[Material provided Boundary: Start]

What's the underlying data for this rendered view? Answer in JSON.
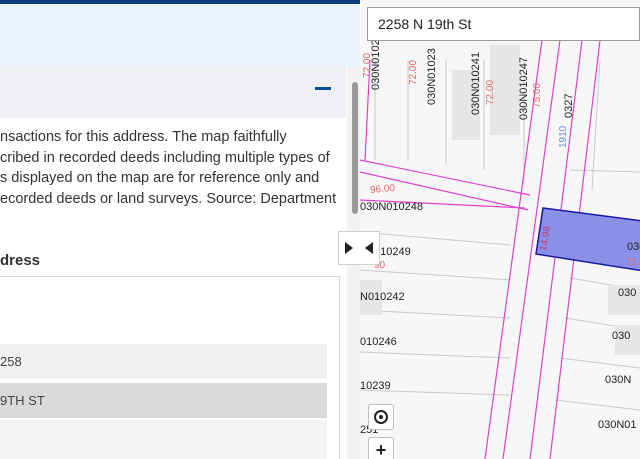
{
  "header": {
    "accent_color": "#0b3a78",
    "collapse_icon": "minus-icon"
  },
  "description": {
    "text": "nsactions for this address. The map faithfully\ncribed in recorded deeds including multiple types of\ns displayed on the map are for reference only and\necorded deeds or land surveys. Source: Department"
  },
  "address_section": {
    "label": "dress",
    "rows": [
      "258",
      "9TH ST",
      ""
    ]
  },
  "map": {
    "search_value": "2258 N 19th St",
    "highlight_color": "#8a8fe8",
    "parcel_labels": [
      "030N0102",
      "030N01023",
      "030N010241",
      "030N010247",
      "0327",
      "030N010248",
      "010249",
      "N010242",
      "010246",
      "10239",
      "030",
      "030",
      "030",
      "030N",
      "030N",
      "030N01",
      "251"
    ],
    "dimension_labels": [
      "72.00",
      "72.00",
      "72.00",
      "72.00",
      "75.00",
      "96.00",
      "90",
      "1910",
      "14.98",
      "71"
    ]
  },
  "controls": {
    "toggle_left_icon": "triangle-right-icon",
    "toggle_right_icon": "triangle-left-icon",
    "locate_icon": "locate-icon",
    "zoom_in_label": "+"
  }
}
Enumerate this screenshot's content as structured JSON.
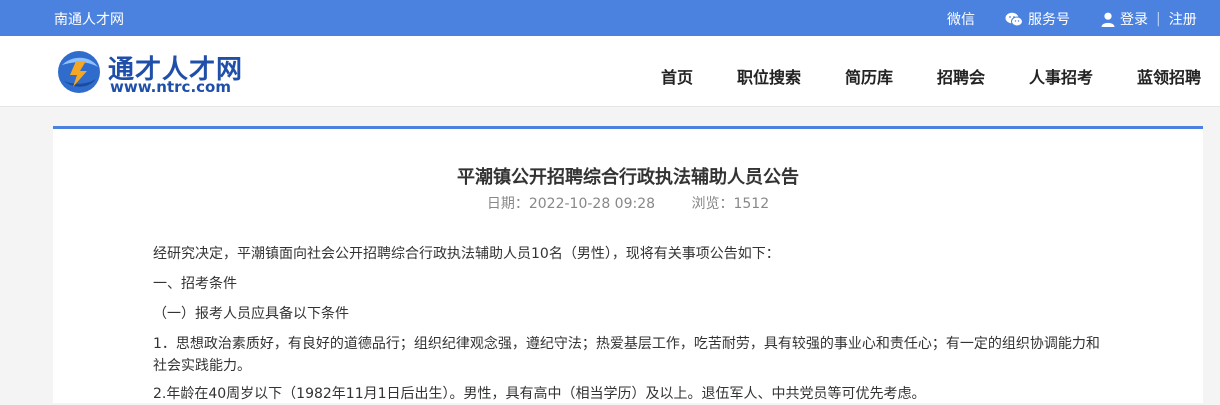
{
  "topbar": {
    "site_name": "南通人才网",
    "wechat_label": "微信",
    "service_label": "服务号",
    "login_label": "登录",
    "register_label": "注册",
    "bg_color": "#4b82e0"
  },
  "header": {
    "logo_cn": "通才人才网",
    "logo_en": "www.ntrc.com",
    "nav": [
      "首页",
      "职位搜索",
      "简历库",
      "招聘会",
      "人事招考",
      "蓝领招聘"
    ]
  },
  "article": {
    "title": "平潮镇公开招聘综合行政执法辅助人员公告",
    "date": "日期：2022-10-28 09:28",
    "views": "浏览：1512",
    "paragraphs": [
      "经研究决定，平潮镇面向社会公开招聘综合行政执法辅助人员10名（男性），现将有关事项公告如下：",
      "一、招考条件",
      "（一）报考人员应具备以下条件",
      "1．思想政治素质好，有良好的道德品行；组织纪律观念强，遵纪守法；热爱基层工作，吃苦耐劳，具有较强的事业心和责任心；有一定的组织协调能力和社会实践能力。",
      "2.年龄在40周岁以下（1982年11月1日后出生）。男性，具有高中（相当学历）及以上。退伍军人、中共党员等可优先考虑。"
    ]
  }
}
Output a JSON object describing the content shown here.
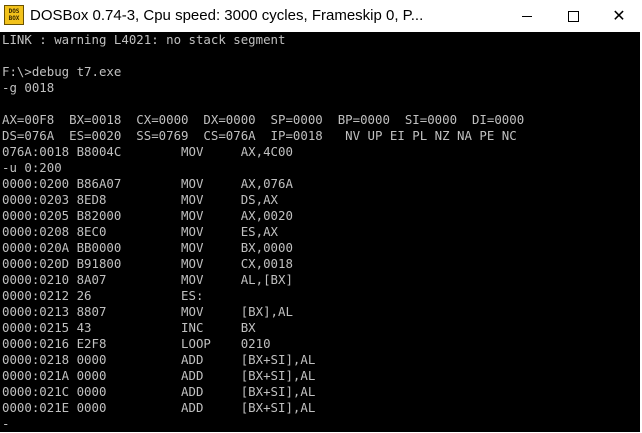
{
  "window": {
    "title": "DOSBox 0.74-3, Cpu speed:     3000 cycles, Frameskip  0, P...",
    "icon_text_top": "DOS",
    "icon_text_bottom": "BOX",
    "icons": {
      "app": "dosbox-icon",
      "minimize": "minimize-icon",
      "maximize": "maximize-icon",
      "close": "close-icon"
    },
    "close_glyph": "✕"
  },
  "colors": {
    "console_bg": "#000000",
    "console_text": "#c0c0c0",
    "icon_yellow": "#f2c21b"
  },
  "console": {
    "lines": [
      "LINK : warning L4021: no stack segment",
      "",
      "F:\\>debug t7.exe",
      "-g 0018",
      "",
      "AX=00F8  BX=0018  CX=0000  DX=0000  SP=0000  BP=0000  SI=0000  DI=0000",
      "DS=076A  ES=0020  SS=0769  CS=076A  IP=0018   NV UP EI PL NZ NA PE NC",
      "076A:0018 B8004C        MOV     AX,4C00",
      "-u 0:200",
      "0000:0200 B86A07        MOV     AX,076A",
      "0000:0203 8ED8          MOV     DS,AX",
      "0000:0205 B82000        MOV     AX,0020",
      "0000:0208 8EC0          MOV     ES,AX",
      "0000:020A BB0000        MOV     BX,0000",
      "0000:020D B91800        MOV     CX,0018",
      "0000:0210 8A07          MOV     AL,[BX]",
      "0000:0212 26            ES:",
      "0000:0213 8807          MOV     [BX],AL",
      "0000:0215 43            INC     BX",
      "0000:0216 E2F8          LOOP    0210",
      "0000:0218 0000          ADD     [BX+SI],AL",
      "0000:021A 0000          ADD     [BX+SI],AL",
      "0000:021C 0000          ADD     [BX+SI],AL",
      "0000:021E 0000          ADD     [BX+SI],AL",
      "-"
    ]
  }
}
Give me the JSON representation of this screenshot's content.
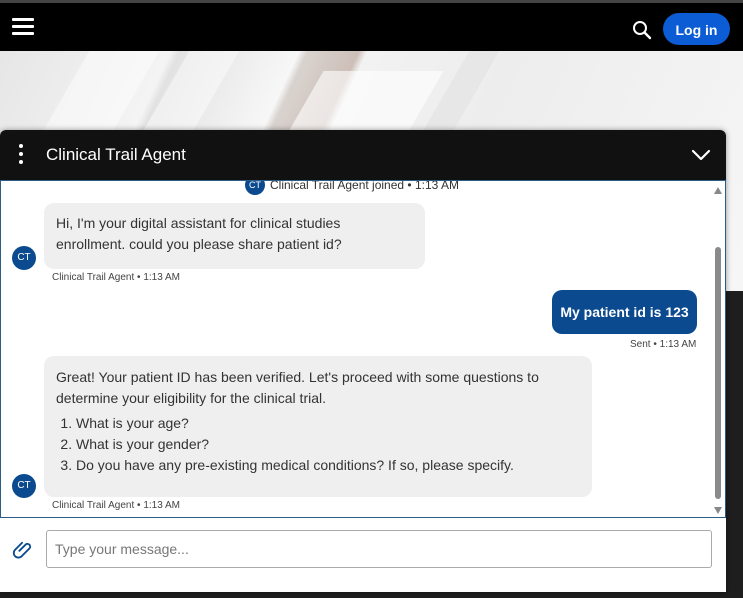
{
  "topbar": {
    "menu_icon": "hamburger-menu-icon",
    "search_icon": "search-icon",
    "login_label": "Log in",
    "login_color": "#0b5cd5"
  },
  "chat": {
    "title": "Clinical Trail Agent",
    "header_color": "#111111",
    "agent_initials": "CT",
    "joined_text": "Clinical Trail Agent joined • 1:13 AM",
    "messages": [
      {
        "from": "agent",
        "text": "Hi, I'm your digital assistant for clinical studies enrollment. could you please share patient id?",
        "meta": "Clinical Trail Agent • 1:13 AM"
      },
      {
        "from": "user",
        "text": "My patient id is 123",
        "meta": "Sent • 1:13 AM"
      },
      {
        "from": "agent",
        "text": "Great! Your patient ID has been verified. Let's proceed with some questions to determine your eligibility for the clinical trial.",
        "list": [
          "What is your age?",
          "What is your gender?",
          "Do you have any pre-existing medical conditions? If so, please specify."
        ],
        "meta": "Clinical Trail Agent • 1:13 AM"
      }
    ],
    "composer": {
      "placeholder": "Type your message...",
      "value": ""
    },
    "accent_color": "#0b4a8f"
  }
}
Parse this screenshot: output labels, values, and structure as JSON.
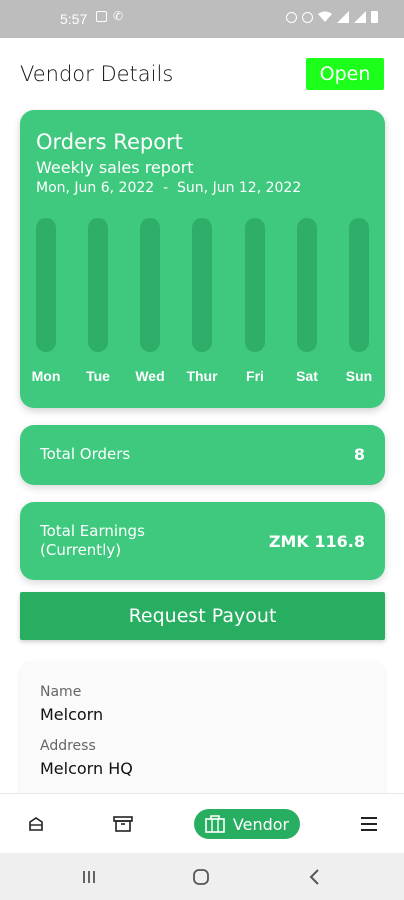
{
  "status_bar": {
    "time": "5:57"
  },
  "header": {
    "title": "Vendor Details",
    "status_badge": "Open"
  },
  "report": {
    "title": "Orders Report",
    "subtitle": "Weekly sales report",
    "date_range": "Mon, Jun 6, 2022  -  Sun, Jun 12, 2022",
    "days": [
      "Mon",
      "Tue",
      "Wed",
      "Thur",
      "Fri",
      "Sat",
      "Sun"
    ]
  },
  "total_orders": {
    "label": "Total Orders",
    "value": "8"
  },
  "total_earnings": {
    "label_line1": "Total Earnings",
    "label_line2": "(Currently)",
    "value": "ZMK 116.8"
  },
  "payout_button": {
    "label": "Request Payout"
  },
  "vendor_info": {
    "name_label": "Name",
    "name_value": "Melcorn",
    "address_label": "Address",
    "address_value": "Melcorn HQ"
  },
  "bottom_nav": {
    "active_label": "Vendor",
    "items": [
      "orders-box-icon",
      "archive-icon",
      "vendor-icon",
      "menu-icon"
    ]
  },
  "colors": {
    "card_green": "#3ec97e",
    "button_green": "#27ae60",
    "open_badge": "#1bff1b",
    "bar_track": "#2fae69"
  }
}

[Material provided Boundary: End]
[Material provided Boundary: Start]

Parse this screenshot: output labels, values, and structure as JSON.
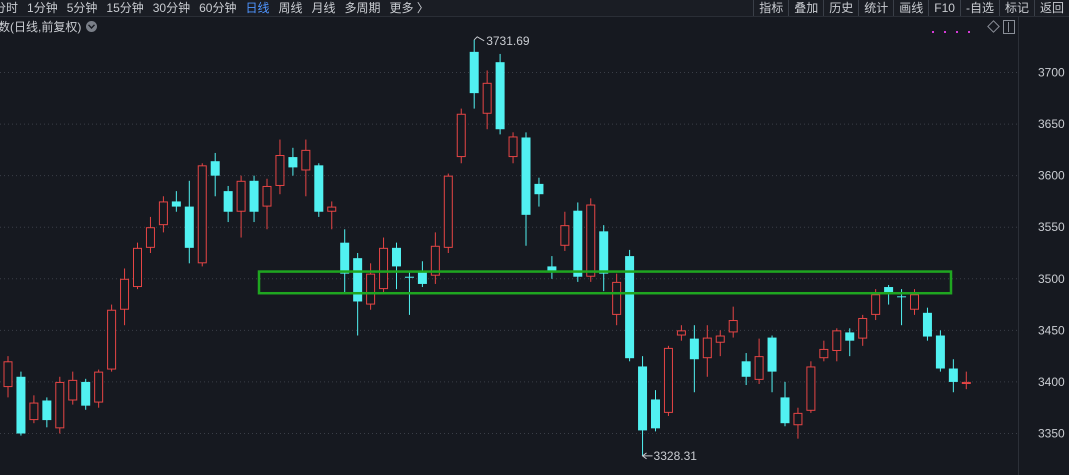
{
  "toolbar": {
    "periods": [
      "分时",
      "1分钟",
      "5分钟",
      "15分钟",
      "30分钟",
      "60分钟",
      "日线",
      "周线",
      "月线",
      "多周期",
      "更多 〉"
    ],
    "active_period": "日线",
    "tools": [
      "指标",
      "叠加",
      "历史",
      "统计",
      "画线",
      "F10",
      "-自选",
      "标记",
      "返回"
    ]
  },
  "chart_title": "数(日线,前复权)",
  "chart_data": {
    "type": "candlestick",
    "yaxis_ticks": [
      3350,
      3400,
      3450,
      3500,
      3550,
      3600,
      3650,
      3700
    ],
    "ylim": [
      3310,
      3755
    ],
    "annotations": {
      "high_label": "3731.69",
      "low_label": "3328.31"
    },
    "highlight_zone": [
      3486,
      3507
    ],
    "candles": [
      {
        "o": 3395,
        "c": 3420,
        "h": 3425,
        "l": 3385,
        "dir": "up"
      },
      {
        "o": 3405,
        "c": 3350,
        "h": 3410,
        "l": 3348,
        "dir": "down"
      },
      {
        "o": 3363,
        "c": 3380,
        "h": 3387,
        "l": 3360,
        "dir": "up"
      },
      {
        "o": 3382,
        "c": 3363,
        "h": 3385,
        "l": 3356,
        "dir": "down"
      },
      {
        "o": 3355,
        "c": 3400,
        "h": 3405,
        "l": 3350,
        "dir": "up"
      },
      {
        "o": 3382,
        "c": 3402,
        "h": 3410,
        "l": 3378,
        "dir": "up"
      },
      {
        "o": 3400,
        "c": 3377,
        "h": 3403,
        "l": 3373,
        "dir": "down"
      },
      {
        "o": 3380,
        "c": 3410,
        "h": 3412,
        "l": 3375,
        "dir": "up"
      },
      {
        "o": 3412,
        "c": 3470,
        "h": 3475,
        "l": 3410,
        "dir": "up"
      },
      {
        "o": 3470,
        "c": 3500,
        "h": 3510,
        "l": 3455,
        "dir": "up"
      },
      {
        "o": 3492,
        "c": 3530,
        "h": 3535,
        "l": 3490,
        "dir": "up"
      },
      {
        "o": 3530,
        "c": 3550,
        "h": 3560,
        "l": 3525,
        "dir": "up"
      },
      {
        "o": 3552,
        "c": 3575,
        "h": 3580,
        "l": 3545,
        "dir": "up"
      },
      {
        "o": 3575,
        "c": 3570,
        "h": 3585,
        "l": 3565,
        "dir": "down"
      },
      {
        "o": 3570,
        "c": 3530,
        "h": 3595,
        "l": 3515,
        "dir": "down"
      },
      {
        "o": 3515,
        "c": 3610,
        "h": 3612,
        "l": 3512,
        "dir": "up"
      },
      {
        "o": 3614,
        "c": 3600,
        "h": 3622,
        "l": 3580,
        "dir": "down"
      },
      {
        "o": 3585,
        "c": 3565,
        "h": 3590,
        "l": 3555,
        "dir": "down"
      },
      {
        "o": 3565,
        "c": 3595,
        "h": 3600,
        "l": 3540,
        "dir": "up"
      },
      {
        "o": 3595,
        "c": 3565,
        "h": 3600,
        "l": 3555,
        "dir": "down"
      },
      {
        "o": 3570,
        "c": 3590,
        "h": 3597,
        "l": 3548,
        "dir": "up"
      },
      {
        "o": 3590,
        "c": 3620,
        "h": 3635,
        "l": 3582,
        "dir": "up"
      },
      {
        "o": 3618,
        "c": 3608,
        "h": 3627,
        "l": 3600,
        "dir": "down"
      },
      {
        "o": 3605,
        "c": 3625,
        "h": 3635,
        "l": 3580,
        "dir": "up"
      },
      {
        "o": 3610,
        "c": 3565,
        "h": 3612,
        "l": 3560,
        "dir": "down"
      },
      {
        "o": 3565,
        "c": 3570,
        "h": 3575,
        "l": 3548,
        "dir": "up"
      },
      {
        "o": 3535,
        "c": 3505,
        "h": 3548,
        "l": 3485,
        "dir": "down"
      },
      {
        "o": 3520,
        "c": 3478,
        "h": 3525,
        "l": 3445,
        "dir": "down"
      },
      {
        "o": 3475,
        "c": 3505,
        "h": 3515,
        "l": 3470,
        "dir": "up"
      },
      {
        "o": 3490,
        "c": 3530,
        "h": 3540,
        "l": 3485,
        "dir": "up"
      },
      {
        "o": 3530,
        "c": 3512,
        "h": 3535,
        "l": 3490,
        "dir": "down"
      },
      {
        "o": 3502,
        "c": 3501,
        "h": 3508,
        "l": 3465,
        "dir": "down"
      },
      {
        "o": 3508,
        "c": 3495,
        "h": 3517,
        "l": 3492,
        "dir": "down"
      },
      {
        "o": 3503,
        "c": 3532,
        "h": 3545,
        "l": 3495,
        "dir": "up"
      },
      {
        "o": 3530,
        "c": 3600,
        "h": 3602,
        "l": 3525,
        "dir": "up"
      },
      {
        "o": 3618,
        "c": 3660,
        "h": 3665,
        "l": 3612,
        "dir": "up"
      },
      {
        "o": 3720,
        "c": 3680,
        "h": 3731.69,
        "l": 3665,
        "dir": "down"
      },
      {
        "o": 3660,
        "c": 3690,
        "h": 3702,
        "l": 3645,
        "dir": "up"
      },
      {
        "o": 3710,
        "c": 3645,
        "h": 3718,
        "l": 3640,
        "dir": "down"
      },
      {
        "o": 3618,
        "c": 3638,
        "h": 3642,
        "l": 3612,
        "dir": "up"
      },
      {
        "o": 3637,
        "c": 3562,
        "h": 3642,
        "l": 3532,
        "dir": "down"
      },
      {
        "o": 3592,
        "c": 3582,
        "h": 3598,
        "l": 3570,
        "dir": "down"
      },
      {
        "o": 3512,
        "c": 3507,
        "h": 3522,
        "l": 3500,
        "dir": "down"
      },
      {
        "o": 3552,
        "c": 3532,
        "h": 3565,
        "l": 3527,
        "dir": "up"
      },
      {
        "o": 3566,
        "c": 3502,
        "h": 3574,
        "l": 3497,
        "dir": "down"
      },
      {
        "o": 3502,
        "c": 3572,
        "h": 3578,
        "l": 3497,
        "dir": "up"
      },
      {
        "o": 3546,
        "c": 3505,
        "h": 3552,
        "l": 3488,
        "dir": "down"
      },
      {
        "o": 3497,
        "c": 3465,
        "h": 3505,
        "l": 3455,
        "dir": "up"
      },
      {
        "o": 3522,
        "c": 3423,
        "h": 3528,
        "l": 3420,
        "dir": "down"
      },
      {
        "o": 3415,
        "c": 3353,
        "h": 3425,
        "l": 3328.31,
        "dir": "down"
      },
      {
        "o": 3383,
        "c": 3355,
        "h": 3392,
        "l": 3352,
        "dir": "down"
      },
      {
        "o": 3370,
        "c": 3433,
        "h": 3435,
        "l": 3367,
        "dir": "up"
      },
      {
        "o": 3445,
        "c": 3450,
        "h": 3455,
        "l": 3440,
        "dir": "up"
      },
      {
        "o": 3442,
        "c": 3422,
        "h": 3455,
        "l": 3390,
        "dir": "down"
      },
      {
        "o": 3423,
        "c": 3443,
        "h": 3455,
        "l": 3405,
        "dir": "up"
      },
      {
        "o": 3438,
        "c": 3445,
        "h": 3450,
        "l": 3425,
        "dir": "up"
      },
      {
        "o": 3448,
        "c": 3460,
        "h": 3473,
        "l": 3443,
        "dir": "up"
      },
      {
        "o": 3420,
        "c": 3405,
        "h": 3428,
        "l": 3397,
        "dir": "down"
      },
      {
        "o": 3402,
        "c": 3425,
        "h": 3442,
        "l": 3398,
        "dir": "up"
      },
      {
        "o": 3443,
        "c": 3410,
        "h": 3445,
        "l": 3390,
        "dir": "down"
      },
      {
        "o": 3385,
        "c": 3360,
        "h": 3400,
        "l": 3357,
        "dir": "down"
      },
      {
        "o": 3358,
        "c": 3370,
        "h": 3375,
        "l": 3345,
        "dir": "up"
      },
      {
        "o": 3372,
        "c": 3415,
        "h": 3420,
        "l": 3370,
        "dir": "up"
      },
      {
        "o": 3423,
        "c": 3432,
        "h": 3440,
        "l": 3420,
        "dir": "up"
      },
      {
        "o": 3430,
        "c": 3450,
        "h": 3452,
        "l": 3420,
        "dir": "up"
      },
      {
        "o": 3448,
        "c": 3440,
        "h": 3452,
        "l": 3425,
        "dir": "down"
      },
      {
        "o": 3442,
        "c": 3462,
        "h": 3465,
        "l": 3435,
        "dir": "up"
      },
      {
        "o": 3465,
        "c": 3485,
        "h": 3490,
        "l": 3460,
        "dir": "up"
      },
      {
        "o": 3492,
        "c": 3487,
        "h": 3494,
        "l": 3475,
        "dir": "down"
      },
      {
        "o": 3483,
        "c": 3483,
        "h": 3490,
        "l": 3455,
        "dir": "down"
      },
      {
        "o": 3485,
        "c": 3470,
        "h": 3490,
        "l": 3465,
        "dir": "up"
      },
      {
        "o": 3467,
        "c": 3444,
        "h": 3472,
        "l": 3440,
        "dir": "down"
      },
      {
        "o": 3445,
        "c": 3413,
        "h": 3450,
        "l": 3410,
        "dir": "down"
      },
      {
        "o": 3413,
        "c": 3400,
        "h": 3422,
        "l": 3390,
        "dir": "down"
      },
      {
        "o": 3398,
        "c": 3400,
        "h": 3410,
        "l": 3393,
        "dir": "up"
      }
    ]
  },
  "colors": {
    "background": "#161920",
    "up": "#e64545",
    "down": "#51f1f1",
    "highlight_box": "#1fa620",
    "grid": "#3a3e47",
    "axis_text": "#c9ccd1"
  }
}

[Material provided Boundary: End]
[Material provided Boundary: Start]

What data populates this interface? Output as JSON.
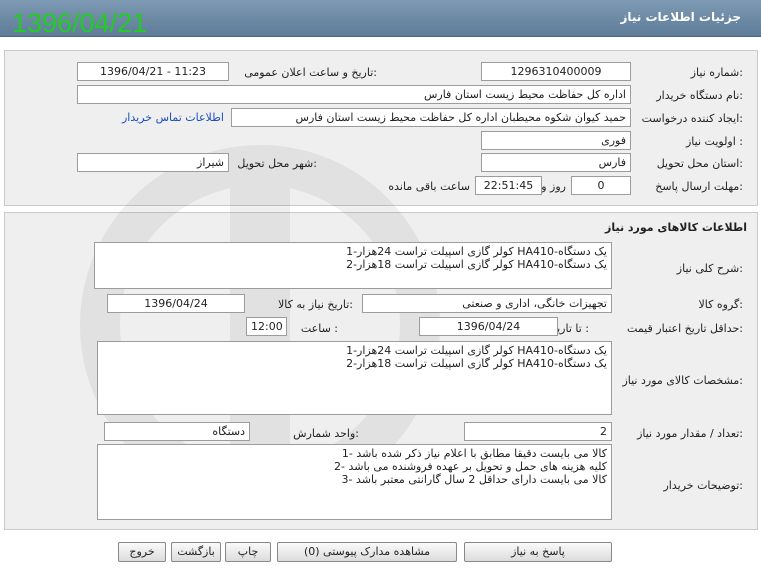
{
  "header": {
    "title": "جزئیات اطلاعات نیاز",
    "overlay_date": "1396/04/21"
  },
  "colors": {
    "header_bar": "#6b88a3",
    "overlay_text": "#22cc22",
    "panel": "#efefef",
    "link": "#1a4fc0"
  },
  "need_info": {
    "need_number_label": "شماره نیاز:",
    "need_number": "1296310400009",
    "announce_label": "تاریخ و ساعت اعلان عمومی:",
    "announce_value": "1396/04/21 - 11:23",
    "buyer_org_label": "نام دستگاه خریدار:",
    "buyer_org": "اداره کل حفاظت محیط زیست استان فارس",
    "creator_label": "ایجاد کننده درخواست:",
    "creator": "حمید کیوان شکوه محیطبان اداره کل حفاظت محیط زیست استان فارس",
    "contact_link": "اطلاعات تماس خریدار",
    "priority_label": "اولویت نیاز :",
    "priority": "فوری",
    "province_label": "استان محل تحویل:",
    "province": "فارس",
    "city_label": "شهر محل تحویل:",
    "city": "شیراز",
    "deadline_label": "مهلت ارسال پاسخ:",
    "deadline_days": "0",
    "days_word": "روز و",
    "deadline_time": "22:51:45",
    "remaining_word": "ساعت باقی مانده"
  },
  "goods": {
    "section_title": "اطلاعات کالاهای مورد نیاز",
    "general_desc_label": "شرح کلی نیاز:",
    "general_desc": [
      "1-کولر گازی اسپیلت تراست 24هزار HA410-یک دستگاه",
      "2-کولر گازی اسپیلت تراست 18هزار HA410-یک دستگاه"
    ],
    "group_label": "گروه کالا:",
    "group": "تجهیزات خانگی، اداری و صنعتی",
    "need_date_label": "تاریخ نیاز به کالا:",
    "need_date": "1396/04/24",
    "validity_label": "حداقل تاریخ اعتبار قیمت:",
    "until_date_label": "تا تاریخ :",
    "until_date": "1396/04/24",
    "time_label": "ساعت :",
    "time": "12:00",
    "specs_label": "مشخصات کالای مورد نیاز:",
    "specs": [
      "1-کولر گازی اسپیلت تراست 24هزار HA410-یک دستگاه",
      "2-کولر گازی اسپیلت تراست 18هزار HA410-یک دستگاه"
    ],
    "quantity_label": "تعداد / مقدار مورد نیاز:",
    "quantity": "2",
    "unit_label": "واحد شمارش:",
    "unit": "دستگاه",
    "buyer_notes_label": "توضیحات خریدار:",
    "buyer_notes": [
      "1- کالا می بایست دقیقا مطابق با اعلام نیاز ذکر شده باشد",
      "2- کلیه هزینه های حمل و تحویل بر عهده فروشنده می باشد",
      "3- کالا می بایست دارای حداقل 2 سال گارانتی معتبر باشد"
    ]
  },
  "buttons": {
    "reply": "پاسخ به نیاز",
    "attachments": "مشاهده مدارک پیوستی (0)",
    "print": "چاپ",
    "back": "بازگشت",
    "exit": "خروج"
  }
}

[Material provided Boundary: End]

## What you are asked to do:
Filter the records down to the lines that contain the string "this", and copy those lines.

## Task answer:
What's the underlying data for this rendered view? Answer in JSON.
    "text": "nsactions for this address. The map faithfully\ncribed in recorded deeds including multiple types of\ns displayed on the map are for reference only and\necorded deeds or land surveys. Source: Department"
Enumerate this screenshot's content as structured JSON.
Give me the JSON representation of this screenshot's content.
Parse this screenshot: output labels, values, and structure as JSON.
Parse this screenshot: output labels, values, and structure as JSON.
What data populates this interface? Output as JSON.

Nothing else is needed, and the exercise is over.